Desktop SA test units have narrower temperature and humidity operational ranges as well as lower IP levels compared to hand held rugged SA like FPH from Rohde & Schwarz and Fieldfox from Keysight, former Agilent, ignore some Nintendo-like gadgets that are sold with a sticky on it reading 'spectrum analyzer'. 

By IP meaning Ingress Protection (British BS EN 60529:1992, European IEC 60509:1989), the scale that rates any envelope capacity to stand ingress, from 'can't look at it' to bullet proof, long term immersion in water or buried in dust, so on so forth.


Broadly speaking, hand held SA have higher internal noise than desktop counterparts. 

This implies that certain phase noise dBc/Hz measurements, better test with, or can only test with desktop units.

In general terms, hand held spectrum analysers have lower frequency accuracy than desktop analysers because the box allows for temperature control circuits, and I mean sort of 'internal air conditioning' that allows measurement corrections that hand held devices can only approximate.

FPH and the Fieldfox, Anritsu's Site Master is also a very reliable hand held SA, among others, are ideal to climb masts and check right on the antenna connector that everything is ok 'up there' and then go backwards down to the indoor unit.

Desktop spectrum analysers allow for more processing power, that in turn allows for complete standard test capabilities like multiple mobile comms standards in one box.

It may be possible to measure BER with a hand held SA, but hand held devices have a limited range of standard specific built-in measurements, while desktop units are best option when designing products because the whole standard to comply with may be available without additional hardware.

For instance, I don't know if Keysight hand held units have such option but some Keysight test units have the option for a MATLAB licence along with the unit.

Hand held spectrum analysers, at least without additional personalities, have lower frequency ranges than desktop unit.

With hand held SA units, you may have to carry a good laptop around, while with a desktop SA unit, some after-measurement processing can be done with the same box. 


The FPH and the Fieldfox have battery power. Desktop units may have battery packs, some models, but they need AC supply. 

One can even build a custom battery pack for small desktop SA but again not all operators have the back and muscle to carry around up and down a bulky heavy box, day in day out, compared to the tablet-like design of FPH and Fieldfox.

Desktop SA units may have more ports, more set-ups are possible, larger displays, and consume more. 


Hand held SA units, again ignore the ones that look like Nintendo consoles, may stand certain drops.

Do not, never, ever, drop, or let drop, a desktop SA unit without compromising measurement capacity, the whole of it. The desktop unit may not stand a 1.5m fall from a lab bench, while a Fieldfox, may, cross fingers, stand a fall from a 20m cell mast.

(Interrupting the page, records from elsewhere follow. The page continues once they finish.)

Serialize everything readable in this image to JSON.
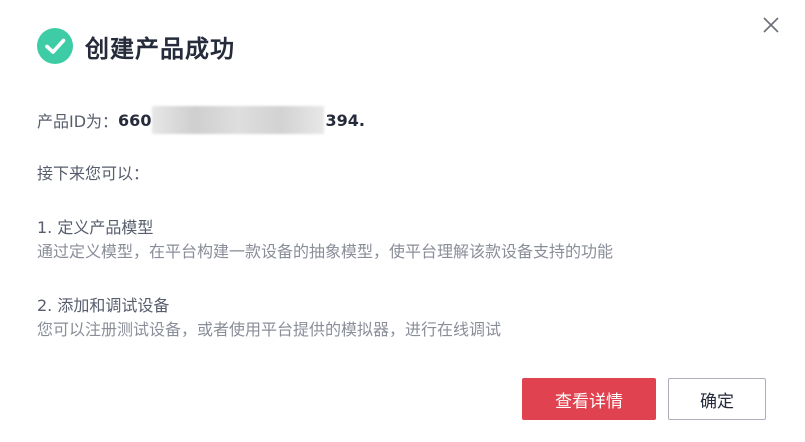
{
  "dialog": {
    "title": "创建产品成功",
    "close_icon": "close-icon",
    "success_icon": "check-circle-icon",
    "accent_color": "#3dcca6"
  },
  "product": {
    "id_label": "产品ID为：",
    "id_prefix": "660",
    "id_suffix": "394."
  },
  "next_steps": {
    "intro": "接下来您可以：",
    "steps": [
      {
        "title": "1. 定义产品模型",
        "desc": "通过定义模型，在平台构建一款设备的抽象模型，使平台理解该款设备支持的功能"
      },
      {
        "title": "2. 添加和调试设备",
        "desc": "您可以注册测试设备，或者使用平台提供的模拟器，进行在线调试"
      }
    ]
  },
  "buttons": {
    "view_details": "查看详情",
    "confirm": "确定"
  }
}
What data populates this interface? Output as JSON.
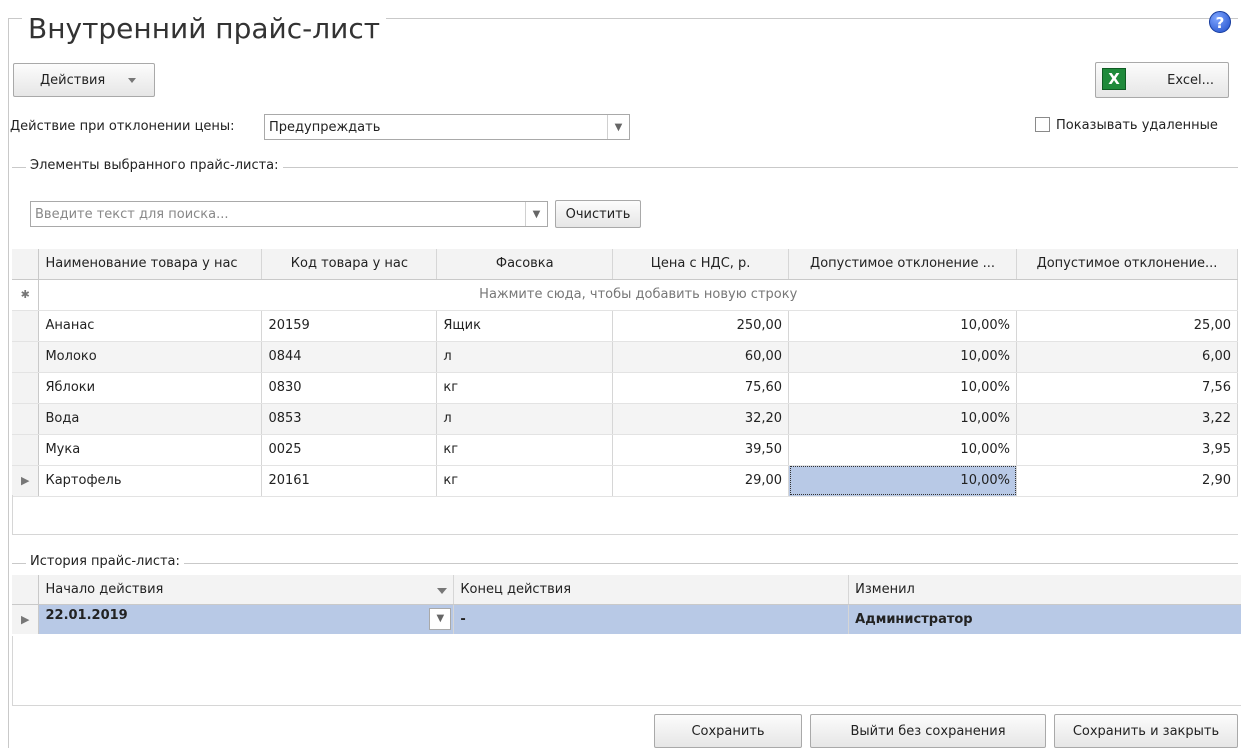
{
  "window": {
    "title": "Внутренний прайс-лист"
  },
  "toolbar": {
    "actions_label": "Действия",
    "excel_label": "Excel..."
  },
  "price_deviation": {
    "label": "Действие при отклонении цены:",
    "value": "Предупреждать"
  },
  "show_deleted": {
    "label": "Показывать удаленные",
    "checked": false
  },
  "items_section": {
    "label": "Элементы выбранного прайс-листа:",
    "search_placeholder": "Введите текст для поиска...",
    "clear_label": "Очистить",
    "columns": [
      "Наименование товара у нас",
      "Код товара у нас",
      "Фасовка",
      "Цена с НДС, р.",
      "Допустимое отклонение ...",
      "Допустимое отклонение..."
    ],
    "add_row_hint": "Нажмите сюда, чтобы добавить новую строку",
    "rows": [
      {
        "name": "Ананас",
        "code": "20159",
        "pack": "Ящик",
        "price": "250,00",
        "dev_pct": "10,00%",
        "dev_abs": "25,00"
      },
      {
        "name": "Молоко",
        "code": "0844",
        "pack": "л",
        "price": "60,00",
        "dev_pct": "10,00%",
        "dev_abs": "6,00"
      },
      {
        "name": "Яблоки",
        "code": "0830",
        "pack": "кг",
        "price": "75,60",
        "dev_pct": "10,00%",
        "dev_abs": "7,56"
      },
      {
        "name": "Вода",
        "code": "0853",
        "pack": "л",
        "price": "32,20",
        "dev_pct": "10,00%",
        "dev_abs": "3,22"
      },
      {
        "name": "Мука",
        "code": "0025",
        "pack": "кг",
        "price": "39,50",
        "dev_pct": "10,00%",
        "dev_abs": "3,95"
      },
      {
        "name": "Картофель",
        "code": "20161",
        "pack": "кг",
        "price": "29,00",
        "dev_pct": "10,00%",
        "dev_abs": "2,90"
      }
    ]
  },
  "history_section": {
    "label": "История прайс-листа:",
    "columns": [
      "Начало действия",
      "Конец действия",
      "Изменил"
    ],
    "rows": [
      {
        "start": "22.01.2019",
        "end": "-",
        "changed_by": "Администратор"
      }
    ]
  },
  "footer": {
    "save_label": "Сохранить",
    "exit_label": "Выйти без сохранения",
    "save_close_label": "Сохранить и закрыть"
  }
}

You can use desktop units to tell whether a new recruit is lazy or not, by bringing them to the lab, and tell them to move a particularly heavy SA desktop unit from one bench to another: in some cases you will be surprised how uncorrelated are top academic marks and hard work pro attitude. There's a reason why some desktop units come with handles.